The trade association that represents owner-operators — the Owner-Operator Independent Drivers Association — agrees that AB 5 “would cause motor carriers and owner-operators to bear the substantial, if not insurmountable, costs and burdens associated with shifting to an employer/employee business model,” CTA said.
The CTA brief also stressed that the law would compel owner-operators to leave trucking. “That is what owner-operators themselves say; they regard independence and flexibility as far more important than do employee drivers,” CTA said.
Elizabeth Prelogar is the current solicitor general. The brief was submitted in response to the Supreme Court’s order inviting her to express the views of the United States. In her position, she serves as the fourth-ranking individual at the Department of Justice, and is responsible for conducting and supervising all Supreme Court litigation on behalf of the United States.

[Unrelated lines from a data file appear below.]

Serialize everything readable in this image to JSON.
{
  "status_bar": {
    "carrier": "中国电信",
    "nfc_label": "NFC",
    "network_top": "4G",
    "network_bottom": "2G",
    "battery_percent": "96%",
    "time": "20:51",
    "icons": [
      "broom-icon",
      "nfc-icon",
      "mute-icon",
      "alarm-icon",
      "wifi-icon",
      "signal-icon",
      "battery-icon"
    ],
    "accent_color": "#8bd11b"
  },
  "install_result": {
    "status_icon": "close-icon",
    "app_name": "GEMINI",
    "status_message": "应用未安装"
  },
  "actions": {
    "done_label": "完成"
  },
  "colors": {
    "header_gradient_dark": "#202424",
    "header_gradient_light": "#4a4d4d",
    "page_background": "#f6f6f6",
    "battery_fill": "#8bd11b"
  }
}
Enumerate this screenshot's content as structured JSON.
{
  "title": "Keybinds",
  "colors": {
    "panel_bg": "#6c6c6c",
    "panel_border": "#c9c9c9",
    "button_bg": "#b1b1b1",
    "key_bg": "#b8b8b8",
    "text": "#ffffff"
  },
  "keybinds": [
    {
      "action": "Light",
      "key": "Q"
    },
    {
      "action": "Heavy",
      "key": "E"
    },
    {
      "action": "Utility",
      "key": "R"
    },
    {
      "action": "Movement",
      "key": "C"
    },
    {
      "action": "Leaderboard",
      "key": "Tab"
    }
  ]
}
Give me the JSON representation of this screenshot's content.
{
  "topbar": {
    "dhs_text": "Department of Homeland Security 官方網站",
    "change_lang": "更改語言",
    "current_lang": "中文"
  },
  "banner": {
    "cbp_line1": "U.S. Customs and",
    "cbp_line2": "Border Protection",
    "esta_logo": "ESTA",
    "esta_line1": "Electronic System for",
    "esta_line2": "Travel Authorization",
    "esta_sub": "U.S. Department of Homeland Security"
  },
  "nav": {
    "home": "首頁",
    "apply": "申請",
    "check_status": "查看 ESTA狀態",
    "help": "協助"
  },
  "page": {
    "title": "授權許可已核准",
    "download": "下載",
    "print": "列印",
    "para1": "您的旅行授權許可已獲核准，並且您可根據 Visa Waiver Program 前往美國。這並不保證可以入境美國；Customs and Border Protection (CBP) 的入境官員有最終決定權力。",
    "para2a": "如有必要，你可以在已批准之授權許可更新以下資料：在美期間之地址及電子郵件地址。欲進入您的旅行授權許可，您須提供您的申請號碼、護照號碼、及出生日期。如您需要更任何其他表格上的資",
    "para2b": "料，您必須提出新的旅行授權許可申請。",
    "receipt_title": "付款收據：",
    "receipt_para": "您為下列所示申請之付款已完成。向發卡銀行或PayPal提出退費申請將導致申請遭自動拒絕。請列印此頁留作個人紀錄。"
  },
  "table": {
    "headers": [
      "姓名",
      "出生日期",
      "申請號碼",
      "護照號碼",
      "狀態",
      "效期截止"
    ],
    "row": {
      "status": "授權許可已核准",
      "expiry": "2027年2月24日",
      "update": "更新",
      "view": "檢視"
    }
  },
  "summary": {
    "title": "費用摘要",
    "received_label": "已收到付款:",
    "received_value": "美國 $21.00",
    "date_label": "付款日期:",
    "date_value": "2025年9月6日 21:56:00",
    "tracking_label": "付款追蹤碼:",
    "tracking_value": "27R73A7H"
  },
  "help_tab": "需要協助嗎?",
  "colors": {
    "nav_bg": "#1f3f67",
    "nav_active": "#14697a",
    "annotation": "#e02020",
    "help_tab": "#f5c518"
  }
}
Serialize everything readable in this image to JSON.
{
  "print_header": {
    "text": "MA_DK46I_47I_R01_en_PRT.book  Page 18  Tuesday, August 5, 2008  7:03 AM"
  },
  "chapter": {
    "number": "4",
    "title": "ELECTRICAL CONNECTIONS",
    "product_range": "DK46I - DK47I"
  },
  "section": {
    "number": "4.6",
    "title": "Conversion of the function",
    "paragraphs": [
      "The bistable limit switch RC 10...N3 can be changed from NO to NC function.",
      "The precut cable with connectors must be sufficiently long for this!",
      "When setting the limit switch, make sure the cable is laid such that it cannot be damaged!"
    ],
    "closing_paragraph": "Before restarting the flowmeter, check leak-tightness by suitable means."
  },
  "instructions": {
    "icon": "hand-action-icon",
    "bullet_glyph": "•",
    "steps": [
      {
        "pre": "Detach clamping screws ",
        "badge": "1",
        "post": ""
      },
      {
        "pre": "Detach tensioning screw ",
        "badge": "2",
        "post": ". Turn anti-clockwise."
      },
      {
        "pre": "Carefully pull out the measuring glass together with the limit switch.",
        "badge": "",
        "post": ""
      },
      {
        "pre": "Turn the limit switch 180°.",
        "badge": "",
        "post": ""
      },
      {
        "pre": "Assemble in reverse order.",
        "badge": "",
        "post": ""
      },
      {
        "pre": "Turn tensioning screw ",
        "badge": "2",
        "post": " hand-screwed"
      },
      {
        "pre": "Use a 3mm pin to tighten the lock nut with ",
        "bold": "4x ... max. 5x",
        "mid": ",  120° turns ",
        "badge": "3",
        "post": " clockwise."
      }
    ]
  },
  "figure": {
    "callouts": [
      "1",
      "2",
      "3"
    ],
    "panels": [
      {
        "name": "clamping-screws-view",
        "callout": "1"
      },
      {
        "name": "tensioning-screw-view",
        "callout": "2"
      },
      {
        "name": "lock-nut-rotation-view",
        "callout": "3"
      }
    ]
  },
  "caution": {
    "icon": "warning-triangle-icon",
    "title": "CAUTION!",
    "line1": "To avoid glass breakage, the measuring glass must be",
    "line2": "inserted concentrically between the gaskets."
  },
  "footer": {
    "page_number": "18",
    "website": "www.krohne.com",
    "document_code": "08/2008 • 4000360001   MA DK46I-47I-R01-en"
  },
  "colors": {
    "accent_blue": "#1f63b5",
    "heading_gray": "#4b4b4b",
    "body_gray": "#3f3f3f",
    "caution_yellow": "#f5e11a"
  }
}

CTA’s petition seeking the high court’s review came after the 9th U.S. Circuit Court of Appeals declined to reconsider its earlier rejection of CTA’s legal challenge to AB 5.
The court of appeals held that CTA was unlikely to succeed on the FAAAA preemption issue. After reviewing relevant precedent, the court explained that “a generally applicable state law is not ‘related to a price, route, or service of any motor carrier’ for purposes of the F[AAA]A unless the state law ‘binds the carrier to a particular price, route or service’ or otherwise freezes them into place or determines them to a significant degree.”